▶ [What the exercise asks]: Restate the following data in its entirety, word for word and without images.

▶ [Provided data]:

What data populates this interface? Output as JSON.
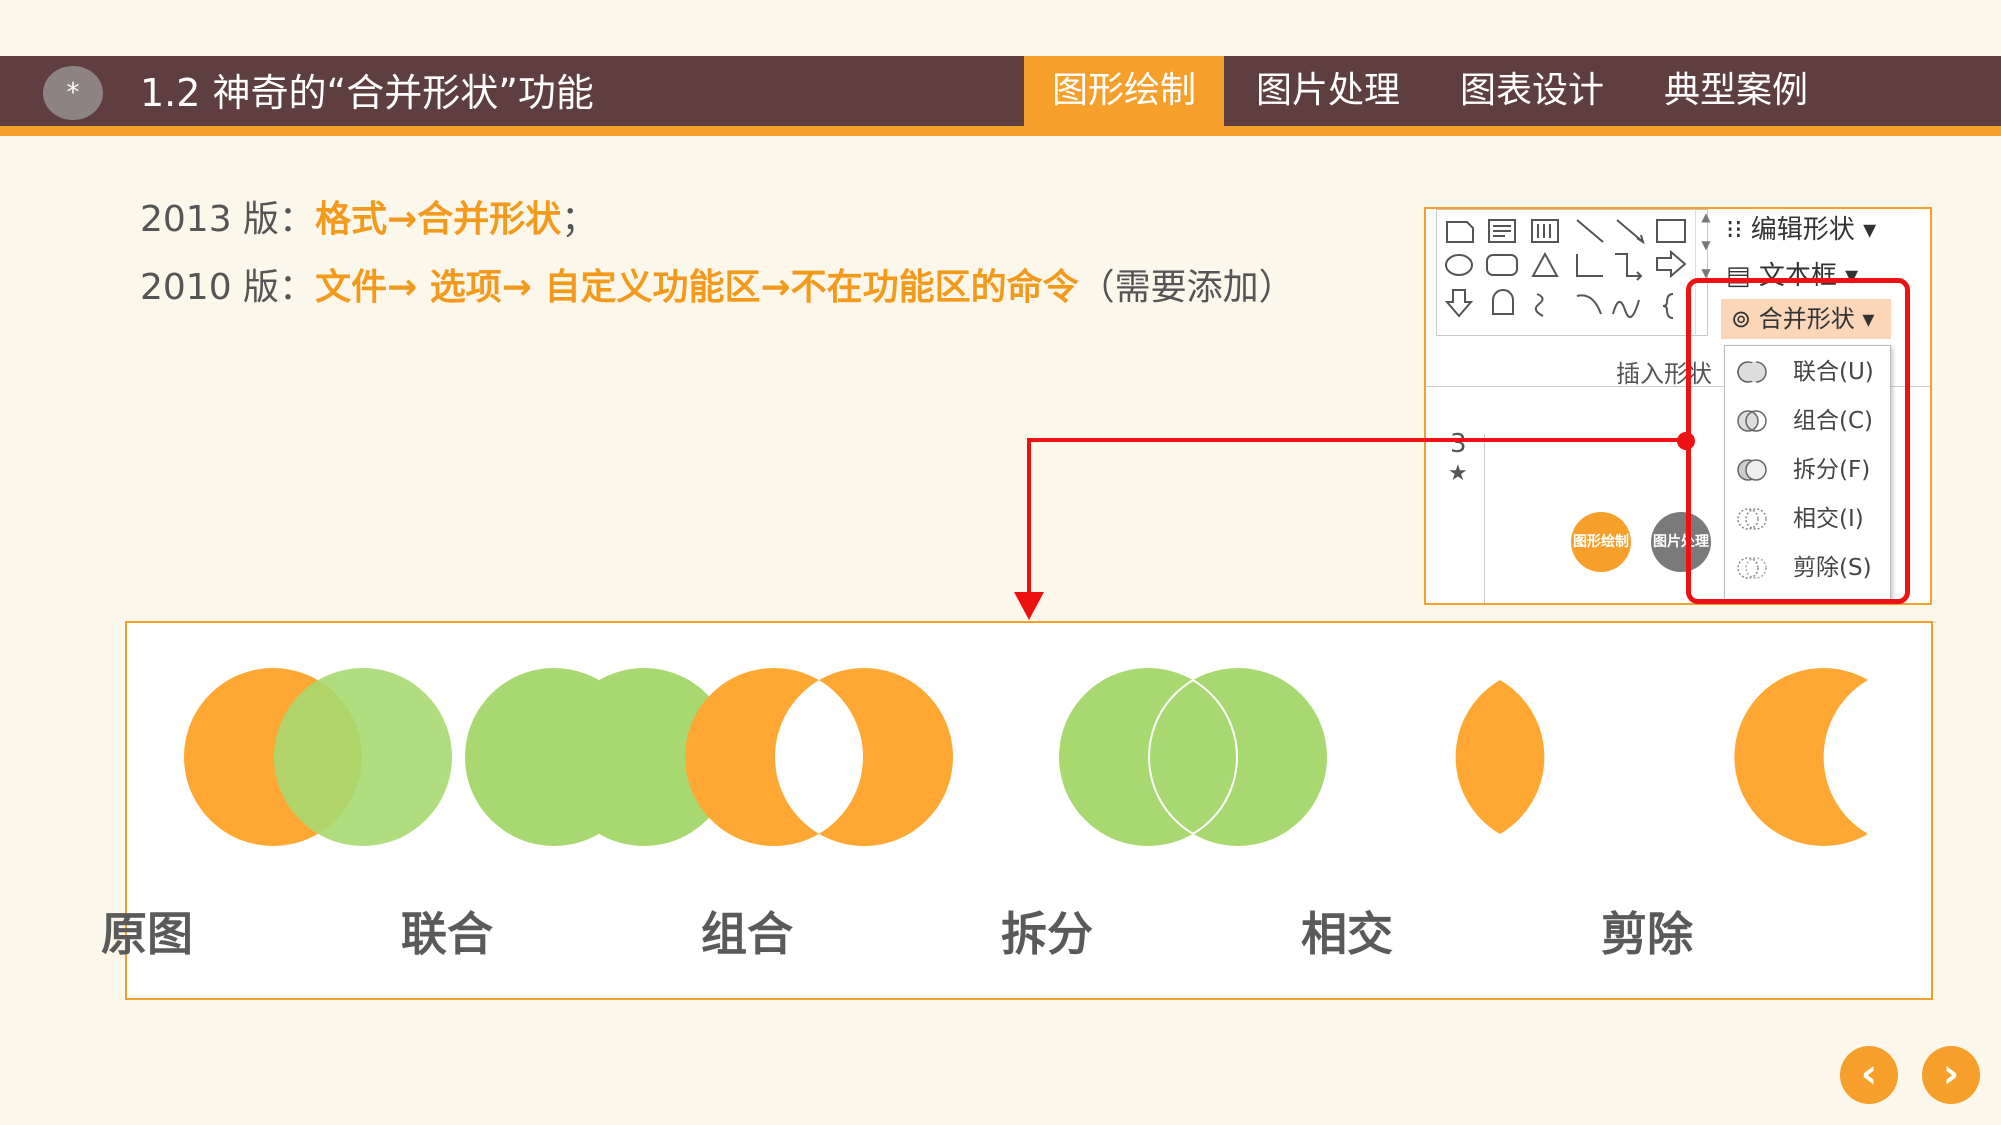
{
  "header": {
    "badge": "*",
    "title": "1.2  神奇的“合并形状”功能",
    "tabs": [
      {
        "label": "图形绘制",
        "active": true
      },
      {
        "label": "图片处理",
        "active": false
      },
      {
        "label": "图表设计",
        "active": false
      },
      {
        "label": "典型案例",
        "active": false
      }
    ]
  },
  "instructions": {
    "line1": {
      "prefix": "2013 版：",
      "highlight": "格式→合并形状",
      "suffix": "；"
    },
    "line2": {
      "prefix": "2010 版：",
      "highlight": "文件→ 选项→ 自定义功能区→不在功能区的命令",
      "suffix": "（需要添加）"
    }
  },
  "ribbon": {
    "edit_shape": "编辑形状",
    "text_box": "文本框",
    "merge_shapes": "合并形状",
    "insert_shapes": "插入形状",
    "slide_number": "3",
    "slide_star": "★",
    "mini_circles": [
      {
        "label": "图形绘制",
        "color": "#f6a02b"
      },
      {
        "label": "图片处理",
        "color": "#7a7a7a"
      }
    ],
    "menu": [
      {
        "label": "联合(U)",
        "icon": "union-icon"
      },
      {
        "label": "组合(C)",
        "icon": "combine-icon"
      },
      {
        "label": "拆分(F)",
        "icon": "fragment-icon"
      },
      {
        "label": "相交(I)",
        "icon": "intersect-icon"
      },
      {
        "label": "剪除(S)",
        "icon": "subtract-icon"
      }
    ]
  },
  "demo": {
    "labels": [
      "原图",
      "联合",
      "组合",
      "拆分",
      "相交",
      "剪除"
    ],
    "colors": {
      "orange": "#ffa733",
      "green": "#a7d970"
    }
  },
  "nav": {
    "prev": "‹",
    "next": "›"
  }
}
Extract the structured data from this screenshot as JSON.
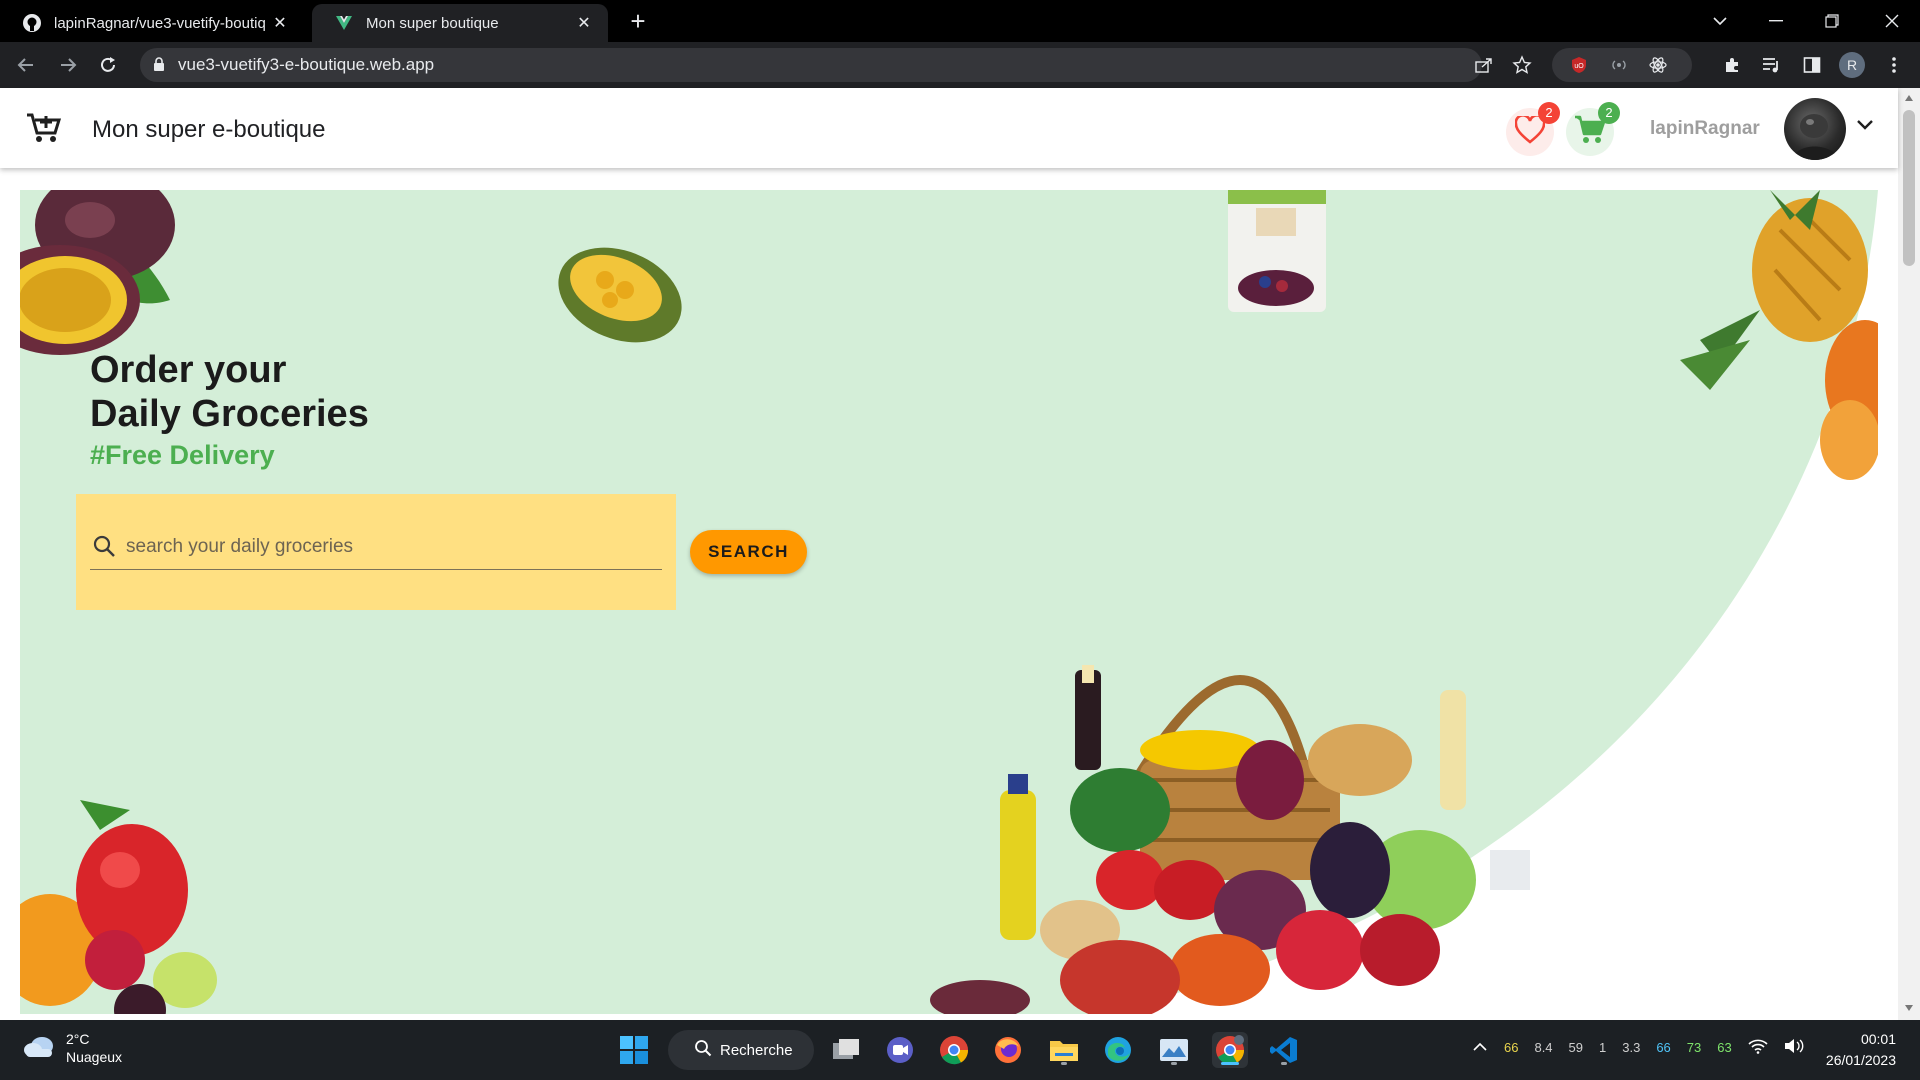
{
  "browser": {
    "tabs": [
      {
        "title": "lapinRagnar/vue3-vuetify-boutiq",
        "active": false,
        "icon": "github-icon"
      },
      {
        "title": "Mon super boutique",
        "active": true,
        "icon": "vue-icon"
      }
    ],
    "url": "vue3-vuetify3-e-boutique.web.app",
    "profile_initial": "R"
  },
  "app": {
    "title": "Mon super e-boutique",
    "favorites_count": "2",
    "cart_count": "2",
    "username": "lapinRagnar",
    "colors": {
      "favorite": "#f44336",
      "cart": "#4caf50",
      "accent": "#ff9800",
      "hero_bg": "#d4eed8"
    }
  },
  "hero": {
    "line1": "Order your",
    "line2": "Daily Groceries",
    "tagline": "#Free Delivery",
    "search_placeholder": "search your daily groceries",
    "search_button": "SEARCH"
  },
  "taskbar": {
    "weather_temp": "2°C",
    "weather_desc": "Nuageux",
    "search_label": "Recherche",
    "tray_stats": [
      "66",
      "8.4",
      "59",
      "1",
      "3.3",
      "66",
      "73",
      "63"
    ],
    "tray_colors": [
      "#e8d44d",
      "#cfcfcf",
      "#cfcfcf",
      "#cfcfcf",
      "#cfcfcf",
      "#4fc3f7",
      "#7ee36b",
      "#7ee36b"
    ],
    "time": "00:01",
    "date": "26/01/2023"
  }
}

▶ [Expected answer]:
What data populates this interface? Output as JSON.
{
  "header": {
    "badge": "*",
    "title": "1.2  神奇的“合并形状”功能",
    "tabs": [
      {
        "label": "图形绘制",
        "active": true
      },
      {
        "label": "图片处理",
        "active": false
      },
      {
        "label": "图表设计",
        "active": false
      },
      {
        "label": "典型案例",
        "active": false
      }
    ]
  },
  "instructions": {
    "line1": {
      "prefix": "2013 版：",
      "highlight": "格式→合并形状",
      "suffix": "；"
    },
    "line2": {
      "prefix": "2010 版：",
      "highlight": "文件→ 选项→ 自定义功能区→不在功能区的命令",
      "suffix": "（需要添加）"
    }
  },
  "ribbon": {
    "edit_shape": "编辑形状",
    "text_box": "文本框",
    "merge_shapes": "合并形状",
    "insert_shapes": "插入形状",
    "slide_number": "3",
    "slide_star": "★",
    "mini_circles": [
      {
        "label": "图形绘制",
        "color": "#f6a02b"
      },
      {
        "label": "图片处理",
        "color": "#7a7a7a"
      }
    ],
    "menu": [
      {
        "label": "联合(U)",
        "icon": "union-icon"
      },
      {
        "label": "组合(C)",
        "icon": "combine-icon"
      },
      {
        "label": "拆分(F)",
        "icon": "fragment-icon"
      },
      {
        "label": "相交(I)",
        "icon": "intersect-icon"
      },
      {
        "label": "剪除(S)",
        "icon": "subtract-icon"
      }
    ]
  },
  "demo": {
    "labels": [
      "原图",
      "联合",
      "组合",
      "拆分",
      "相交",
      "剪除"
    ],
    "colors": {
      "orange": "#ffa733",
      "green": "#a7d970"
    }
  },
  "nav": {
    "prev": "‹",
    "next": "›"
  }
}
Extract the structured data from this screenshot as JSON.
{
  "browser": {
    "tabs": [
      {
        "title": "lapinRagnar/vue3-vuetify-boutiq",
        "active": false,
        "icon": "github-icon"
      },
      {
        "title": "Mon super boutique",
        "active": true,
        "icon": "vue-icon"
      }
    ],
    "url": "vue3-vuetify3-e-boutique.web.app",
    "profile_initial": "R"
  },
  "app": {
    "title": "Mon super e-boutique",
    "favorites_count": "2",
    "cart_count": "2",
    "username": "lapinRagnar",
    "colors": {
      "favorite": "#f44336",
      "cart": "#4caf50",
      "accent": "#ff9800",
      "hero_bg": "#d4eed8"
    }
  },
  "hero": {
    "line1": "Order your",
    "line2": "Daily Groceries",
    "tagline": "#Free Delivery",
    "search_placeholder": "search your daily groceries",
    "search_button": "SEARCH"
  },
  "taskbar": {
    "weather_temp": "2°C",
    "weather_desc": "Nuageux",
    "search_label": "Recherche",
    "tray_stats": [
      "66",
      "8.4",
      "59",
      "1",
      "3.3",
      "66",
      "73",
      "63"
    ],
    "tray_colors": [
      "#e8d44d",
      "#cfcfcf",
      "#cfcfcf",
      "#cfcfcf",
      "#cfcfcf",
      "#4fc3f7",
      "#7ee36b",
      "#7ee36b"
    ],
    "time": "00:01",
    "date": "26/01/2023"
  }
}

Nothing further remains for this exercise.